In fact, once he steps away from the blackboard, the new Barnhardt proves to be quite adept at the variety of existential philosophy espoused by Spanish philosopher José Ortega y Gasset, whose book "Man and Crisis" addresses change as a human phenomenon that only occurs when man is at the precipice. Understanding humanity's immediate crisis in the film, Barnhardt asks Klaatu to "judge us not by what we deserve, but by our potential." He later advises Benson to keep working on Klaatu. "Change his mind," he advises his student, "not with reason, but with yourself." Cleese's very serious and convincing performance probably won't get him an Academy Award, but there is always the Templeton Prize for Progress Toward Research or Discoveries about Spiritual Realities.

The film's special effects play a big part in making very strange things seem either believable or acceptably beyond belief. One kudo for the designers is GORT. The original movie's visuals are, of course, rudimentary compared with today's standards, but the strange images of GORT and the flying saucer are enduring cultural icons. The saucer is replaced by spheres in the new movie, and GORT is much larger and less creaky. But the robot's basic design, especially its visor and laser eye, is essentially the same—an effective salute to the accomplishment of the 1951 effects crew.

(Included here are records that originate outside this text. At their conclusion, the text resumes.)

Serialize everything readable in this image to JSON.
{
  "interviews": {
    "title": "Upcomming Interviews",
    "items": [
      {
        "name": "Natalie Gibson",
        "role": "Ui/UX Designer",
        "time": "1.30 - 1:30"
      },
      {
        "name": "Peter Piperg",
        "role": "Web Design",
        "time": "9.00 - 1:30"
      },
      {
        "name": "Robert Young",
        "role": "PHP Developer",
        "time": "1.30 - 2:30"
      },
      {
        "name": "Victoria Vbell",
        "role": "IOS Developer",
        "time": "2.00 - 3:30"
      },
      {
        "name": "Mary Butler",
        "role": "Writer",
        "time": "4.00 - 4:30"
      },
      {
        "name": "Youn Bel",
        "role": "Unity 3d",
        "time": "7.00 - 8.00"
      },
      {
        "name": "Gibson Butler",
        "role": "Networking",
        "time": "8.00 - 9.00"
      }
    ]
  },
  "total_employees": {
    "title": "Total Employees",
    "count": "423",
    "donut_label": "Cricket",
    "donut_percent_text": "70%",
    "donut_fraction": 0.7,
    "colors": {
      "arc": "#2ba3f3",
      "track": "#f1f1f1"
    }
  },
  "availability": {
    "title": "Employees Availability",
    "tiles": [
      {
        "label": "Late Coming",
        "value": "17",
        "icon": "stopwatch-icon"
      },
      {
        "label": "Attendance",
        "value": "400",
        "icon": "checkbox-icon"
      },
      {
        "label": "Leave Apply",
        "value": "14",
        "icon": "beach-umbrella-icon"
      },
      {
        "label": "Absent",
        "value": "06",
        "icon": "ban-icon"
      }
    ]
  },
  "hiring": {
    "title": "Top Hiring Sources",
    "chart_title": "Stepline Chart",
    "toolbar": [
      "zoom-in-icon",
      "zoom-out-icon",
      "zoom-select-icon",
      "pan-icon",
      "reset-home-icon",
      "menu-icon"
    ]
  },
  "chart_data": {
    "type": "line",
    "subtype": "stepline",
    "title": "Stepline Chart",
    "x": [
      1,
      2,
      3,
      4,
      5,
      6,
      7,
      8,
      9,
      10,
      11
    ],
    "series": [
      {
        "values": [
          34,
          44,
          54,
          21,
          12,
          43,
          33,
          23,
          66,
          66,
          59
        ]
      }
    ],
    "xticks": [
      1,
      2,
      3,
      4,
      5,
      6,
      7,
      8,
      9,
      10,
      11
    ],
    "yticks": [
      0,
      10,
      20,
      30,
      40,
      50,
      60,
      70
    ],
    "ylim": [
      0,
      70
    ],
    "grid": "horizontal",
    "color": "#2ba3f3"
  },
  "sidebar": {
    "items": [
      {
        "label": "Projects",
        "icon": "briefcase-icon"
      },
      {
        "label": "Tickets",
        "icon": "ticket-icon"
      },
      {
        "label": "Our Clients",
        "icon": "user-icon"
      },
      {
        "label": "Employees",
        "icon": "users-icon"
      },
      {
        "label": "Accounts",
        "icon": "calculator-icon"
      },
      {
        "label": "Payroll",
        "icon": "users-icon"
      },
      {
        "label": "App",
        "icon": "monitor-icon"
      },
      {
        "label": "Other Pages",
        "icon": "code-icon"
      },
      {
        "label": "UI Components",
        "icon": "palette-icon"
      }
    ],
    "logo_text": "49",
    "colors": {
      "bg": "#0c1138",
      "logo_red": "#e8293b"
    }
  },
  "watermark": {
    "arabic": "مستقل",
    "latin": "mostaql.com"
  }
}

Perhaps most important, the remake manages to address man's dangerous intrusion on nature without any overt environmental moralizing. The highly effective "show, don't tell" approach is taken, for example, at the point when all the world's power is sapped and cars, oil rigs, army tanks, factories, and refineries are shown grinding to a halt around the world. The opening scene speaks eloquently—a high-altitude mountain climber who is about to be genetically sampled for the later creation of Klaatu is shown melting a scoop of mountain snow over a Sterno can in his tent.

The possibility of life beyond Earth provided a fresh perspective to the Cold War-era classic. At a time when most U.S. films pitted Western standards of good against a thinly veiled metaphor for the Soviet state as evil, the original "The Day the Earth Stood Still" managed to step back from the canvas. It portrayed the evil "other" as us. All of humanity. That perspective is rather hard to get in 2008, given the global jumble in perceptions of good and evil. Instead, the remake reaches from the outer galaxies into a seemingly doomed world and pulls forth something purely good. And it's us.